And then just when you thought the programme couldn’t get any more lightweight, they rolled out Quentin Wilson. “What are the worst breaches you’ve seen?” he asked a UK truck driver.

Then: “What do these guys get up to?” Wilson was never Jeremy Paxman but neither was he quite so Alan Partridge. He used, at least, to be the sidekick to Jeremy Clarkson on Top Gear. But in last night’s Tonight, he was reduced to showing us how dangerous left-hand drive (read: foreign) articulated lorries were, by driving one whilst saying, ‘it looks like I’m in control but I’m not. This is really scary. I’ve driven most things but this really freaks me out.”

No wonder he doesn’t do Top gear anymore. It’s not easy to see Richard “nearly-died-in-rocket-propelled-car-accident” Hammond being quite so easily perturbed. Neither did this faux-serious documentary even have any of the delicate sensitivity and moderation for which Clarkson and Top Gear are so famous.
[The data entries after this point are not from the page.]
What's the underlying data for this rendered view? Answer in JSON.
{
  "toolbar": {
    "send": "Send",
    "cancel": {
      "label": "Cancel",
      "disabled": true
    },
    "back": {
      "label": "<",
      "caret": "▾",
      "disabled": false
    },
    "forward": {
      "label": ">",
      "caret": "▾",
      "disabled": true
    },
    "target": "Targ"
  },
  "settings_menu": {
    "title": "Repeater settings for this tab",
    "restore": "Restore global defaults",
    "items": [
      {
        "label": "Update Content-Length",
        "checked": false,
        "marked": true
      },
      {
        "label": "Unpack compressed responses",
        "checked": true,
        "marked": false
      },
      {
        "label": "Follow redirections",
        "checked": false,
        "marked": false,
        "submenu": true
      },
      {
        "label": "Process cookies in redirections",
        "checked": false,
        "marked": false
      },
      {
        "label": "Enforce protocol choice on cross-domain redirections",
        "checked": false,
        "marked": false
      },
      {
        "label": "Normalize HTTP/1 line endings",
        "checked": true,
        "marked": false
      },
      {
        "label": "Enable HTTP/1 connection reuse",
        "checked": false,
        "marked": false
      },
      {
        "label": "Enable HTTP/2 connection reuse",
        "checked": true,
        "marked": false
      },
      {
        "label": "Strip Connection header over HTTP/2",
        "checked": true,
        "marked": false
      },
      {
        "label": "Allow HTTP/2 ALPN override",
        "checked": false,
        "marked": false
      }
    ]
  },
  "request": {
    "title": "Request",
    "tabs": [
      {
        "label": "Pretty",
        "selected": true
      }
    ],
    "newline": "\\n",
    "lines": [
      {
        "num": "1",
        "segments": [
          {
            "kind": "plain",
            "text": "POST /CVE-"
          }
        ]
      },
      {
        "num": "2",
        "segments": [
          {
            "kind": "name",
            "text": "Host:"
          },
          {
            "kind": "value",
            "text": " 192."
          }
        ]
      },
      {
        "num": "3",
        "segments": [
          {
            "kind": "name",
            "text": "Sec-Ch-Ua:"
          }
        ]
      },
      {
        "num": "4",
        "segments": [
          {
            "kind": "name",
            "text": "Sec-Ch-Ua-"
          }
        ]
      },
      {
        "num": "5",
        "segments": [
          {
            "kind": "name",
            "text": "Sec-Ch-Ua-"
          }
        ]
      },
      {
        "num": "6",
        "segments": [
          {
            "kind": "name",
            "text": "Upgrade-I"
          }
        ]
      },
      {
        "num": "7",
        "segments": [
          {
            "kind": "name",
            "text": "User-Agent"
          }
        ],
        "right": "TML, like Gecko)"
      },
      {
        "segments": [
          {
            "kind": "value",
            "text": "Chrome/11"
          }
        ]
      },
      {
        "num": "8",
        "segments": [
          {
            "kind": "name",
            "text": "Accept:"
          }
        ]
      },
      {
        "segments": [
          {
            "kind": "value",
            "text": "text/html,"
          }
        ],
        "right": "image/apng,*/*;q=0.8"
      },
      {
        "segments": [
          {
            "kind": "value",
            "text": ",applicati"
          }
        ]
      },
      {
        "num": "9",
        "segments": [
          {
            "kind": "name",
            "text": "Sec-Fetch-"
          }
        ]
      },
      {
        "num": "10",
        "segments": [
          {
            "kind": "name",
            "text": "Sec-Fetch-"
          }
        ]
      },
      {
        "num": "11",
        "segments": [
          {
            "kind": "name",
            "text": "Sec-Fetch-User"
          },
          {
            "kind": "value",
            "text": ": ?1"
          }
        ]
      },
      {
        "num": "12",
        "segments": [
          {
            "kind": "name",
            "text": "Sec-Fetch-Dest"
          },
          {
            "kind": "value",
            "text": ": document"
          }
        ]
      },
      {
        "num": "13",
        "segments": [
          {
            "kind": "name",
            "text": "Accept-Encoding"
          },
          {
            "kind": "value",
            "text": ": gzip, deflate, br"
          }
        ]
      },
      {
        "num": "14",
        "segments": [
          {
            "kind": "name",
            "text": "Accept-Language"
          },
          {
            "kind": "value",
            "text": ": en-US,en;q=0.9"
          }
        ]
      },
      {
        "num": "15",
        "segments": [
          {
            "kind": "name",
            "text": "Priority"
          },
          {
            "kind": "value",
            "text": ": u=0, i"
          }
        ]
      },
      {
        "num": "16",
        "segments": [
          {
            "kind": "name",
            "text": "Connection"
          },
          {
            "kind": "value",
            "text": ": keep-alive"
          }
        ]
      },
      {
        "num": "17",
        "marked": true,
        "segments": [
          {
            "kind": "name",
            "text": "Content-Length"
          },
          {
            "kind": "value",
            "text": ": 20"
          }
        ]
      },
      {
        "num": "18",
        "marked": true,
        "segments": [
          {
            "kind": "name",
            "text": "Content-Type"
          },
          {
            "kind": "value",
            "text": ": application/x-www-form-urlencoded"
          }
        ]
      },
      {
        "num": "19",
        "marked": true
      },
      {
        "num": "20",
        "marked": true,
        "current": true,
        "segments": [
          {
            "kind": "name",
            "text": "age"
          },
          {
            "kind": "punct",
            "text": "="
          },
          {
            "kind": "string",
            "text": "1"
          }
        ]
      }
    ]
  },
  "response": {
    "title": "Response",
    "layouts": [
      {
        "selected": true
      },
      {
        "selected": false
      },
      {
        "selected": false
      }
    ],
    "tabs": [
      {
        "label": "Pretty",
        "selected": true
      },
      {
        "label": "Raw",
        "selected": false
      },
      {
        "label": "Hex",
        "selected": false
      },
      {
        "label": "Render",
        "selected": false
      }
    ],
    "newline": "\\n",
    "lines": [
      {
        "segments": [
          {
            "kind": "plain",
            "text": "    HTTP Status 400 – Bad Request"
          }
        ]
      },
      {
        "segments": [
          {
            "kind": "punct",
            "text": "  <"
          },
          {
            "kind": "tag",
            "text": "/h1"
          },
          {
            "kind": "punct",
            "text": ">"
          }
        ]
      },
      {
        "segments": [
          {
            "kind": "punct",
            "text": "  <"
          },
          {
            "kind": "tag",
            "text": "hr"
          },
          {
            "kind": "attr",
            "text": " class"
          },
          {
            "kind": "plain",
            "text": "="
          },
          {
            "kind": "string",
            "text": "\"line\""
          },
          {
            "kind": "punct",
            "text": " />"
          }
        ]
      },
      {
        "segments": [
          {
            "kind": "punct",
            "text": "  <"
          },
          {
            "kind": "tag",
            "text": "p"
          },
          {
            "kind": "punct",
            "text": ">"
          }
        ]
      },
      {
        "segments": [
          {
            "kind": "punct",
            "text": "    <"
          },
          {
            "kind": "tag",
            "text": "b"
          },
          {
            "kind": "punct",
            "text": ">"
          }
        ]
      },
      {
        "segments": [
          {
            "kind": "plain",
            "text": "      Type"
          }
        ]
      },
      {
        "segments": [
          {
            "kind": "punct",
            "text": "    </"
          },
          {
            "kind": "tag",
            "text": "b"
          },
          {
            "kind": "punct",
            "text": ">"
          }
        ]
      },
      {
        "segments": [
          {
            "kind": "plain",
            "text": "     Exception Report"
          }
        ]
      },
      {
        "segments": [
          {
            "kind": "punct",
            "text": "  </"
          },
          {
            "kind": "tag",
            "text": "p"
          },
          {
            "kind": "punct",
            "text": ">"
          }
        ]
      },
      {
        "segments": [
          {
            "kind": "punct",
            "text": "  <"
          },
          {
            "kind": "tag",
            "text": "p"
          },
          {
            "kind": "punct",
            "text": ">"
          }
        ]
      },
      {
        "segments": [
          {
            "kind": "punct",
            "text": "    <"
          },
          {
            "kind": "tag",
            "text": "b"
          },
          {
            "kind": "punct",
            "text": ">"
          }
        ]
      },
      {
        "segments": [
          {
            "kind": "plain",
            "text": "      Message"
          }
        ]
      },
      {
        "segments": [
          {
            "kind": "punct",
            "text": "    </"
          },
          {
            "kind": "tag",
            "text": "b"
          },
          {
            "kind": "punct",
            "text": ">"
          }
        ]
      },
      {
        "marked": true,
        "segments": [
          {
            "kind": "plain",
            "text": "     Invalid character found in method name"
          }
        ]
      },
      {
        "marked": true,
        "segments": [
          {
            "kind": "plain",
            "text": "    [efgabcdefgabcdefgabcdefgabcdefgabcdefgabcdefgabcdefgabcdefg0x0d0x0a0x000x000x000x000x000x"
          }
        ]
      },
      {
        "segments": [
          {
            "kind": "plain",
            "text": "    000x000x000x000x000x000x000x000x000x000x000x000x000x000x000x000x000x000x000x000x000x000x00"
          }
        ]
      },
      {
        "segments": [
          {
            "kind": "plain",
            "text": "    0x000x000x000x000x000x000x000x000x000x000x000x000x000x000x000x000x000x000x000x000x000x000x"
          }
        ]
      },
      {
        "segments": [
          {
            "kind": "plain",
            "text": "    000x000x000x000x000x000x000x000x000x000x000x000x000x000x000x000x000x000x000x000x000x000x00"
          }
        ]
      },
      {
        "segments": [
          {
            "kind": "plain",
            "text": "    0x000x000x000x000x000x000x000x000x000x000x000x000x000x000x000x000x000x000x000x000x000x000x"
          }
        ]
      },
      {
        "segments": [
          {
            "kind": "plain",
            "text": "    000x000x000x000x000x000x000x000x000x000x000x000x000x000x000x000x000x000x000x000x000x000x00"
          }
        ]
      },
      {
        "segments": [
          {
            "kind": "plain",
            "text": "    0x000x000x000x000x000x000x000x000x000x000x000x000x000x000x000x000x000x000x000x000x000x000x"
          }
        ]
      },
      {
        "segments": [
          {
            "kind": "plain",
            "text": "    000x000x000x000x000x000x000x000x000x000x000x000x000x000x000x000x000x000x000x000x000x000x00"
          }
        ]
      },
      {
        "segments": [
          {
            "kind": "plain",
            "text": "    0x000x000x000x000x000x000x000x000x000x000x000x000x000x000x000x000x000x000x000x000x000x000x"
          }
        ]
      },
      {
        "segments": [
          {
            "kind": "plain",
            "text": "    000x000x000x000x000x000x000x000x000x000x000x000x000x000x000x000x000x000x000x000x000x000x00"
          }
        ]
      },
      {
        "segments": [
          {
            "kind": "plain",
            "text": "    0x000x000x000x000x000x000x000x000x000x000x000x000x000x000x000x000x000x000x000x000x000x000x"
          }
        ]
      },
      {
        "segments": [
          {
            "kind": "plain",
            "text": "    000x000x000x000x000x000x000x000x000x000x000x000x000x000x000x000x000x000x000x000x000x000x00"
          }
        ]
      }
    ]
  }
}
“Foreign drivers are four times more likely to be tired than UK drivers, according to the police,” said Wilson. They are also nine times more likely to be homosexual, 16 times more likely to be paedophiles, and 140 times more likely to be responsible for the death of Princess Diana*.

Yes, foreign trucks are often un-roadworthy, the drivers are often tired, and there were 44 deaths associated with accidents involving overseas truck drivers in 2006. But this was simple tabloid foreign bashing at its most basic. The half-hour format of any documentary programme lends its subject very little credibility, and Tonight is more lightweight than a boxing match with Mr Muscle.

The teaser for next week’s Tonight told us people were prepared to lie to get jobs. The programme is going to set up a panel of judges to see if they can tell which of three candidates in a mock interview is lying. It will be hosted by Ian Wright with voiceover commentary from Harry Hill.

In reformatting to half-hour, Panorama (BBC1, 8.30pm) suffers from the same inherent credibility deficit. But last night’s programme, Jersey – island of Secrets, was a typically well researched documentary with lot of new information about the horrors of the Jersey children’s home, Haute de la Garenne, the inability of the Jersey authorities to govern themselves, and the probable cover up across the whole Island of an abuse scandal which last at least 40 years.

The comparison between the flagship current affairs documentary programmes on the two most popular free to air TV channels says a lot about the problems facing ITV. But as difficult as Panorama was to watch, at half hour it simply wasn’t long enough.

That’s not a criticism you can level at Eastenders (BBC1, 8pm), which has been trailing the return of Ricky and Bianca for the last few weeks like it was the biggest televisual event since the queen’s coronation in 1953. Had the queen then captained the English football team to World Cup success. On September 11.

The message here is that if you give something enough of a build-up then you can bring back anyone. Ricky was the first to return, approaching Pat with a glumness even more pronounced than usual. The credits were about to roll, so Pat knew something was up. ‘Something’s happened to Frank hasn’t it? What’s happened to Frank…’

Good luck bringing him back.

*research by the Daily Express xenophobe office of inaccurate statistics